Swisher could become a part-time player

Yankees right-fielder Nick Swisher, benched for the last two games in which the Yankees faced a right-handed starter, was back in the lineup Friday night against the Seattle Mariners despite the presence of right-handed phenom Michael Pineda on the mound. But Joe Girardi acknowledged that if Swisher doesn't improve his performance from the left side of the plate -- he entered Friday batting just .170 as a lefty and .204 overall -- Chris Dickerson could be a viable alternative.

"You could look at platoon situation,'' Girardi said. "But my hope is, let's get him going.''

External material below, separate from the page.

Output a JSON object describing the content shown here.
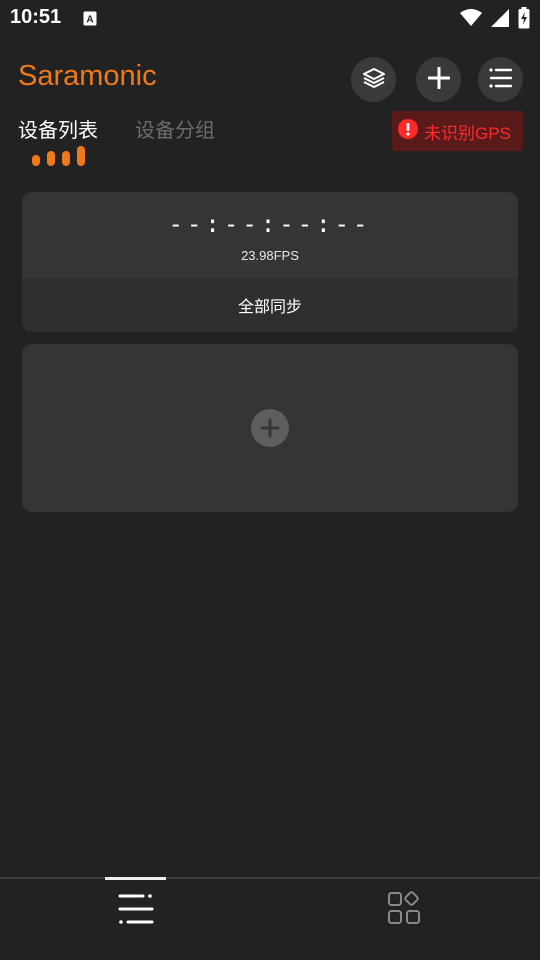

Girardi said Swisher, who hit .288 with 29 homers last season and is in the final year of his Yankees contract, might be feeling some frustration at the plate, although he says he hasn't seen any sign of it yet.

"It's only human nature,'' Girardi said. "But he's seemed like the same guy to me.''

But in the clubhouse before the game, Swisher seemed less than his usual happy-go-lucky self.

"I just feel like I'm talking about the same stuff every day, you know?'' Swisher said. "I'm doing everything I can, man, I'm battling, taking my extra BPs, grinding it out. I don't know what else to do, what else to say. It's cool, but it's like it's always brought back up to me. Hey man, I've got to handle this on my own, and when I get over this, I'll be glad.''

Swisher said regular conversations with his dad, former catcher Steve Swisher -- a career .216 hitter with just 20 home runs in nine big-league seasons -- have helped him deal with the most prolonged season-starting slump of his career.

"He said, 'You've done it for two months, man, I did it for a long time,'' Swisher said. "It’s so much easier to listen to people who've been there, done that, than anyone who's never been there at all because they don't know what I’m going through. For me, it's more on the mental side than anything.''

Swisher was among a small group of Yankees who took extra batting practice before the game, but says he has no plans to alter his swing or change his approach at the plate. "I looked at Carl Crawford the other day: He had two great games and went from .210 to .245,'' Swisher said. "That sounds like a good plan to me.''